is crucial & I only have to quote this weekend's edition of Murdoch's _The
Australian_ where the economics editor writes that economists are
recognising that "if unemployment is to be seriously tackled the welfare
function has to be removed from the labour market". Now perhaps you
guys/gals out there can bring all your humanist computers to bear on
deciphering this message, but I reckon it means eliminating the welfare
option, ie. abrogating any responsiblity for the effects of economic
management, making sure that those on the edge have to prostitute
themselves, beg, borrow, steal, anything. To talk about a "welfare
function" is dishonest, similar to US military-speak.
As a person with 20 years computing experience & a humanities background,
the fact that there is an area referred to as 'humanities in computing' or
a permutation thereof is exciting. However, such being reduced to AI & text
processing is depressing.

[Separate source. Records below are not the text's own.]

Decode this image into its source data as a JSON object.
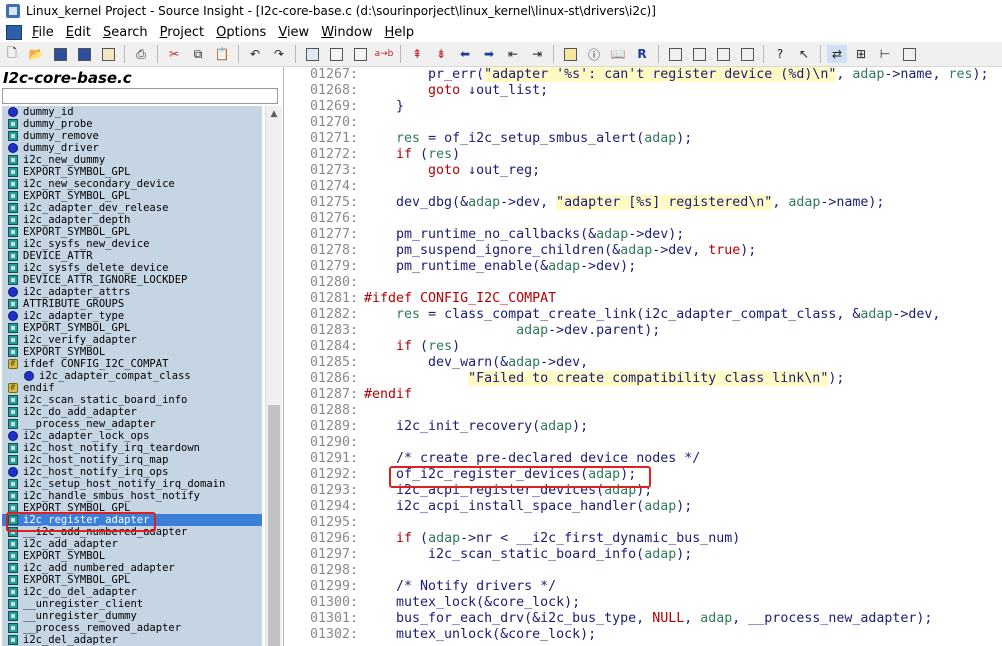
{
  "window": {
    "title": "Linux_kernel Project - Source Insight - [I2c-core-base.c (d:\\sourinporject\\linux_kernel\\linux-st\\drivers\\i2c)]"
  },
  "menu": [
    {
      "accel": "F",
      "rest": "ile"
    },
    {
      "accel": "E",
      "rest": "dit"
    },
    {
      "accel": "S",
      "rest": "earch"
    },
    {
      "accel": "P",
      "rest": "roject"
    },
    {
      "accel": "O",
      "rest": "ptions"
    },
    {
      "accel": "V",
      "rest": "iew"
    },
    {
      "accel": "W",
      "rest": "indow"
    },
    {
      "accel": "H",
      "rest": "elp"
    }
  ],
  "sidebar": {
    "file_title": "I2c-core-base.c",
    "search_value": "",
    "symbols": [
      {
        "name": "dummy_id",
        "kind": "func"
      },
      {
        "name": "dummy_probe",
        "kind": "macro"
      },
      {
        "name": "dummy_remove",
        "kind": "macro"
      },
      {
        "name": "dummy_driver",
        "kind": "func"
      },
      {
        "name": "i2c_new_dummy",
        "kind": "macro"
      },
      {
        "name": "EXPORT_SYMBOL_GPL",
        "kind": "macro"
      },
      {
        "name": "i2c_new_secondary_device",
        "kind": "macro"
      },
      {
        "name": "EXPORT_SYMBOL_GPL",
        "kind": "macro"
      },
      {
        "name": "i2c_adapter_dev_release",
        "kind": "macro"
      },
      {
        "name": "i2c_adapter_depth",
        "kind": "macro"
      },
      {
        "name": "EXPORT_SYMBOL_GPL",
        "kind": "macro"
      },
      {
        "name": "i2c_sysfs_new_device",
        "kind": "macro"
      },
      {
        "name": "DEVICE_ATTR",
        "kind": "macro"
      },
      {
        "name": "i2c_sysfs_delete_device",
        "kind": "macro"
      },
      {
        "name": "DEVICE_ATTR_IGNORE_LOCKDEP",
        "kind": "macro"
      },
      {
        "name": "i2c_adapter_attrs",
        "kind": "func"
      },
      {
        "name": "ATTRIBUTE_GROUPS",
        "kind": "macro"
      },
      {
        "name": "i2c_adapter_type",
        "kind": "func"
      },
      {
        "name": "EXPORT_SYMBOL_GPL",
        "kind": "macro"
      },
      {
        "name": "i2c_verify_adapter",
        "kind": "macro"
      },
      {
        "name": "EXPORT_SYMBOL",
        "kind": "macro"
      },
      {
        "name": "ifdef CONFIG_I2C_COMPAT",
        "kind": "cond"
      },
      {
        "name": "i2c_adapter_compat_class",
        "kind": "func",
        "indent": true
      },
      {
        "name": "endif",
        "kind": "cond"
      },
      {
        "name": "i2c_scan_static_board_info",
        "kind": "macro"
      },
      {
        "name": "i2c_do_add_adapter",
        "kind": "macro"
      },
      {
        "name": "__process_new_adapter",
        "kind": "macro"
      },
      {
        "name": "i2c_adapter_lock_ops",
        "kind": "func"
      },
      {
        "name": "i2c_host_notify_irq_teardown",
        "kind": "macro"
      },
      {
        "name": "i2c_host_notify_irq_map",
        "kind": "macro"
      },
      {
        "name": "i2c_host_notify_irq_ops",
        "kind": "func"
      },
      {
        "name": "i2c_setup_host_notify_irq_domain",
        "kind": "macro"
      },
      {
        "name": "i2c_handle_smbus_host_notify",
        "kind": "macro"
      },
      {
        "name": "EXPORT_SYMBOL_GPL",
        "kind": "macro"
      },
      {
        "name": "i2c_register_adapter",
        "kind": "macro",
        "selected": true
      },
      {
        "name": "__i2c_add_numbered_adapter",
        "kind": "macro"
      },
      {
        "name": "i2c_add_adapter",
        "kind": "macro"
      },
      {
        "name": "EXPORT_SYMBOL",
        "kind": "macro"
      },
      {
        "name": "i2c_add_numbered_adapter",
        "kind": "macro"
      },
      {
        "name": "EXPORT_SYMBOL_GPL",
        "kind": "macro"
      },
      {
        "name": "i2c_do_del_adapter",
        "kind": "macro"
      },
      {
        "name": "__unregister_client",
        "kind": "macro"
      },
      {
        "name": "__unregister_dummy",
        "kind": "macro"
      },
      {
        "name": "__process_removed_adapter",
        "kind": "macro"
      },
      {
        "name": "i2c_del_adapter",
        "kind": "macro"
      }
    ]
  },
  "editor": {
    "lines": [
      {
        "n": "01267:",
        "parts": [
          [
            "t",
            "        "
          ],
          [
            "c",
            "pr_err"
          ],
          [
            "t",
            "("
          ],
          [
            "s",
            "\"adapter '%s': can't register device (%d)\\n\""
          ],
          [
            "t",
            ", "
          ],
          [
            "v",
            "adap"
          ],
          [
            "t",
            "->name, "
          ],
          [
            "v",
            "res"
          ],
          [
            "t",
            ");"
          ]
        ]
      },
      {
        "n": "01268:",
        "parts": [
          [
            "t",
            "        "
          ],
          [
            "k",
            "goto"
          ],
          [
            "t",
            " ↓out_list;"
          ]
        ]
      },
      {
        "n": "01269:",
        "parts": [
          [
            "t",
            "    }"
          ]
        ]
      },
      {
        "n": "01270:",
        "parts": []
      },
      {
        "n": "01271:",
        "parts": [
          [
            "t",
            "    "
          ],
          [
            "v",
            "res"
          ],
          [
            "t",
            " = of_i2c_setup_smbus_alert("
          ],
          [
            "v",
            "adap"
          ],
          [
            "t",
            ");"
          ]
        ]
      },
      {
        "n": "01272:",
        "parts": [
          [
            "t",
            "    "
          ],
          [
            "k",
            "if"
          ],
          [
            "t",
            " ("
          ],
          [
            "v",
            "res"
          ],
          [
            "t",
            ")"
          ]
        ]
      },
      {
        "n": "01273:",
        "parts": [
          [
            "t",
            "        "
          ],
          [
            "k",
            "goto"
          ],
          [
            "t",
            " ↓out_reg;"
          ]
        ]
      },
      {
        "n": "01274:",
        "parts": []
      },
      {
        "n": "01275:",
        "parts": [
          [
            "t",
            "    dev_dbg(&"
          ],
          [
            "v",
            "adap"
          ],
          [
            "t",
            "->dev, "
          ],
          [
            "s",
            "\"adapter [%s] registered\\n\""
          ],
          [
            "t",
            ", "
          ],
          [
            "v",
            "adap"
          ],
          [
            "t",
            "->name);"
          ]
        ]
      },
      {
        "n": "01276:",
        "parts": []
      },
      {
        "n": "01277:",
        "parts": [
          [
            "t",
            "    pm_runtime_no_callbacks(&"
          ],
          [
            "v",
            "adap"
          ],
          [
            "t",
            "->dev);"
          ]
        ]
      },
      {
        "n": "01278:",
        "parts": [
          [
            "t",
            "    pm_suspend_ignore_children(&"
          ],
          [
            "v",
            "adap"
          ],
          [
            "t",
            "->dev, "
          ],
          [
            "k",
            "true"
          ],
          [
            "t",
            ");"
          ]
        ]
      },
      {
        "n": "01279:",
        "parts": [
          [
            "t",
            "    pm_runtime_enable(&"
          ],
          [
            "v",
            "adap"
          ],
          [
            "t",
            "->dev);"
          ]
        ]
      },
      {
        "n": "01280:",
        "parts": []
      },
      {
        "n": "01281:",
        "parts": [
          [
            "p",
            "#ifdef CONFIG_I2C_COMPAT"
          ]
        ]
      },
      {
        "n": "01282:",
        "parts": [
          [
            "t",
            "    "
          ],
          [
            "v",
            "res"
          ],
          [
            "t",
            " = class_compat_create_link(i2c_adapter_compat_class, &"
          ],
          [
            "v",
            "adap"
          ],
          [
            "t",
            "->dev,"
          ]
        ]
      },
      {
        "n": "01283:",
        "parts": [
          [
            "t",
            "                   "
          ],
          [
            "v",
            "adap"
          ],
          [
            "t",
            "->dev.parent);"
          ]
        ]
      },
      {
        "n": "01284:",
        "parts": [
          [
            "t",
            "    "
          ],
          [
            "k",
            "if"
          ],
          [
            "t",
            " ("
          ],
          [
            "v",
            "res"
          ],
          [
            "t",
            ")"
          ]
        ]
      },
      {
        "n": "01285:",
        "parts": [
          [
            "t",
            "        dev_warn(&"
          ],
          [
            "v",
            "adap"
          ],
          [
            "t",
            "->dev,"
          ]
        ]
      },
      {
        "n": "01286:",
        "parts": [
          [
            "t",
            "             "
          ],
          [
            "s",
            "\"Failed to create compatibility class link\\n\""
          ],
          [
            "t",
            ");"
          ]
        ]
      },
      {
        "n": "01287:",
        "parts": [
          [
            "p",
            "#endif"
          ]
        ]
      },
      {
        "n": "01288:",
        "parts": []
      },
      {
        "n": "01289:",
        "parts": [
          [
            "t",
            "    i2c_init_recovery("
          ],
          [
            "v",
            "adap"
          ],
          [
            "t",
            ");"
          ]
        ]
      },
      {
        "n": "01290:",
        "parts": []
      },
      {
        "n": "01291:",
        "parts": [
          [
            "t",
            "    "
          ],
          [
            "m",
            "/* create pre-declared device nodes */"
          ]
        ]
      },
      {
        "n": "01292:",
        "parts": [
          [
            "t",
            "    of_i2c_register_devices("
          ],
          [
            "v",
            "adap"
          ],
          [
            "t",
            ");"
          ]
        ]
      },
      {
        "n": "01293:",
        "parts": [
          [
            "t",
            "    i2c_acpi_register_devices("
          ],
          [
            "v",
            "adap"
          ],
          [
            "t",
            ");"
          ]
        ]
      },
      {
        "n": "01294:",
        "parts": [
          [
            "t",
            "    i2c_acpi_install_space_handler("
          ],
          [
            "v",
            "adap"
          ],
          [
            "t",
            ");"
          ]
        ]
      },
      {
        "n": "01295:",
        "parts": []
      },
      {
        "n": "01296:",
        "parts": [
          [
            "t",
            "    "
          ],
          [
            "k",
            "if"
          ],
          [
            "t",
            " ("
          ],
          [
            "v",
            "adap"
          ],
          [
            "t",
            "->nr < __i2c_first_dynamic_bus_num)"
          ]
        ]
      },
      {
        "n": "01297:",
        "parts": [
          [
            "t",
            "        i2c_scan_static_board_info("
          ],
          [
            "v",
            "adap"
          ],
          [
            "t",
            ");"
          ]
        ]
      },
      {
        "n": "01298:",
        "parts": []
      },
      {
        "n": "01299:",
        "parts": [
          [
            "t",
            "    "
          ],
          [
            "m",
            "/* Notify drivers */"
          ]
        ]
      },
      {
        "n": "01300:",
        "parts": [
          [
            "t",
            "    mutex_lock(&core_lock);"
          ]
        ]
      },
      {
        "n": "01301:",
        "parts": [
          [
            "t",
            "    bus_for_each_drv(&i2c_bus_type, "
          ],
          [
            "k",
            "NULL"
          ],
          [
            "t",
            ", "
          ],
          [
            "v",
            "adap"
          ],
          [
            "t",
            ", __process_new_adapter);"
          ]
        ]
      },
      {
        "n": "01302:",
        "parts": [
          [
            "t",
            "    mutex_unlock(&core_lock);"
          ]
        ]
      }
    ]
  }
}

Here, & I'm sure elsewhere, there is a lot of flak aimed at the internet
literate, as if they are spoilt kidz, even if the Corps. Inc. & other
institutions are trying to jump on the bandwagon. The message of this is,
computer nerds are dangerous unless they are happy family consumers or
on-the-ball economic saviours.
Ultimately, I believe the tool of internet communication is powerful & will
undermine centralising tendencies. This means efforts to create code
standards & be preoccupied with e-text esoterics can quickly become
redundant. Handed down standardisations can easily be circumvented, for
political reasons, ie. the entrenched interest may be contrary to the
impetus of many communications. The key is to field the human issues. The
vitality of 'new' communication is an ephemeral thing. While I have been
enthusiastic about the possibility of a martrix of literary e-text, I am
also realising that the user pays gates & the possibilities of e-texts can
be counter productive, that in many respects, it is preferable to go to a
good paper library for literary research.
I also believe that the future of 'humanities in computing' necessarily
involves the interface between the humanities episteme & contemporary
expression as facilitated by computing, ie. not driven by such, or any
other agenda, especially economic.
Which side of the World Order do you wake up in the morning?
Dr Chris Floyd
Phone: +61 8 9339 0490
Fax: +61 8 9385 7443
Humanist Discussion Group
Information at <http://www.kcl.ac.uk/humanities/cch/humanist/>